The guaranteed audience for The Scars of Ali Boulala is not hard to anticipate. If it lands major distribution, the debut feature documentary from director Max Eriksson will soon be appointment viewing for skateboarding enthusiasts of all ages—particularly former skate rats currently creeping into middle age. Those are the viewers who are likely already aware of Ali Boulala’s exploits.
The Swedish skateboarder gained infamy throughout his professional career for his daring stunts and his punk rock attitude (and attire). With camcorders constantly rolling, Boulala is seen taking dangerous drops off the roof of an eight-foot-high shed and making multiple attempts to ollie over a 50 step concrete staircase.
Tricks like that made Boulala a celebrity within the skateboarding community but he’s hardly known to the world at large. This makes Eriksson’s decision to devote an entire full-length documentary to the former skater’s life a curious one, especially as the director doesn’t give the casual viewer any reason to care about his chosen subject.
There’s certainly a lot to explore. Growing up in Sweden, Boulala had a preternatural talent for skating, and the sport consumed the majority of his waking hours. His abilities soon drew international attention, bringing with it sponsorships and touring opportunities. Barely into his teens and surrounded by a gaggle of other adrenaline junkies, Boulala got wilder as he went. Fueling his days was a steady diet of drugs and alcohol.

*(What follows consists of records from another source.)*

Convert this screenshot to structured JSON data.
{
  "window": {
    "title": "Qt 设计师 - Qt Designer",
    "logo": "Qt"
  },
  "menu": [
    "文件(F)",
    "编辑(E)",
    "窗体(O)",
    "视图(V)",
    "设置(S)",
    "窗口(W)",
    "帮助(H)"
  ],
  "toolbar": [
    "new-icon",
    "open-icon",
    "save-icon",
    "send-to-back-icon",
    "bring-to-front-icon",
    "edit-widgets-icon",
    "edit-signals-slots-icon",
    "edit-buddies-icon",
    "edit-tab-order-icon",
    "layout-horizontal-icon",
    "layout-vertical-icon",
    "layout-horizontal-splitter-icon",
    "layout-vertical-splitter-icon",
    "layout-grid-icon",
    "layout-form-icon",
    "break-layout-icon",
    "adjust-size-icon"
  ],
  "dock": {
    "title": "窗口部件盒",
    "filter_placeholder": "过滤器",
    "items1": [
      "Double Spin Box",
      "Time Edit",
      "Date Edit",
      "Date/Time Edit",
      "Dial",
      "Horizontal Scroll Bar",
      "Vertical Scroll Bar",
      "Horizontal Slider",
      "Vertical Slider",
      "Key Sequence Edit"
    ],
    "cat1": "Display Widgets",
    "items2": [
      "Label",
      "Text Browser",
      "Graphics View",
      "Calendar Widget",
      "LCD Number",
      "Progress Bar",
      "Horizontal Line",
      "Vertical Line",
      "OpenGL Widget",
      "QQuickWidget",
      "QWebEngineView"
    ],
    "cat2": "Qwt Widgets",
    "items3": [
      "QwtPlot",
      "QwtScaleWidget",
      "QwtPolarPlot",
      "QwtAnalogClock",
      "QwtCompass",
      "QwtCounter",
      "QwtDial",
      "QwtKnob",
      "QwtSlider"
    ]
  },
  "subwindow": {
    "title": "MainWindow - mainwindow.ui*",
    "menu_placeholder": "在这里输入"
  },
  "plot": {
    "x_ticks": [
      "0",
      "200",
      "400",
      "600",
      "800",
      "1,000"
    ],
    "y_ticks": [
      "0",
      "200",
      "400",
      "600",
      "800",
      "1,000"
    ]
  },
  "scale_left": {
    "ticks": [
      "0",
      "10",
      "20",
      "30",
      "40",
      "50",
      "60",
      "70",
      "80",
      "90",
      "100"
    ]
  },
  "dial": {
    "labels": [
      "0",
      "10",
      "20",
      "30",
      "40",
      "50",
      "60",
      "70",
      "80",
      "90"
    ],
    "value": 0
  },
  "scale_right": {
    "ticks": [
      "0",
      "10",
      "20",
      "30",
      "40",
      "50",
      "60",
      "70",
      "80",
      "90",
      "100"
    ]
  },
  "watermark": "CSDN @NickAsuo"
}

The Scars of Ali Boulala is, then, partially a cautionary tale. Boulala is frequently seen punishing his body as he either fails at a big trick or acting a fool for the amusement of his buddies. As his tolerance for thrills got higher, it culminated in a tragic incident that left him with permanent brain damage.

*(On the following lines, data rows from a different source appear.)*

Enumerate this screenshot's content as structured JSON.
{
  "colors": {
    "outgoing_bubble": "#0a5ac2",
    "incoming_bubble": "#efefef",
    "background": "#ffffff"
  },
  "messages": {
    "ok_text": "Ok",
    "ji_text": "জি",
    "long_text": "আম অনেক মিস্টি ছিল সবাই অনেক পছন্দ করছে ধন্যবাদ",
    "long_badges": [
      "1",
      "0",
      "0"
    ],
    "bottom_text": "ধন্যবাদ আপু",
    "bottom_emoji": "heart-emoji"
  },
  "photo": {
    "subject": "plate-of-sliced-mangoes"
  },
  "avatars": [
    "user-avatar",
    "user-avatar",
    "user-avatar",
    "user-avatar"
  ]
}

Between the vintage footage from skate videos and interviews with other skaters, Eriksson works in footage of Boulala in the present day. He moves around much slower than before and his memory continues to fail him. When the film opens, Boulala’s mother helps him flip through a few huge stacks of his signature skate decks. He only recognizes a handful of the designs.
Even with those warnings, Eriksson never unlocks the puzzle of how to make a general audience truly engage with Boulala’ story. The filmmaker doesn’t place this young man into the larger story of skateboarding’s rise in popular culture. Nor does he really give us a clear understanding of what made Boulala so good at the sport.
There’s a smattering of archival footage of the skateboarder at his peak, but the emphasis is too often on Boulala partying or angrily reacting to not landing a trick. It’s painful to watch but that pain somehow never evolves into the full empathy that Erikkson probably hopes for.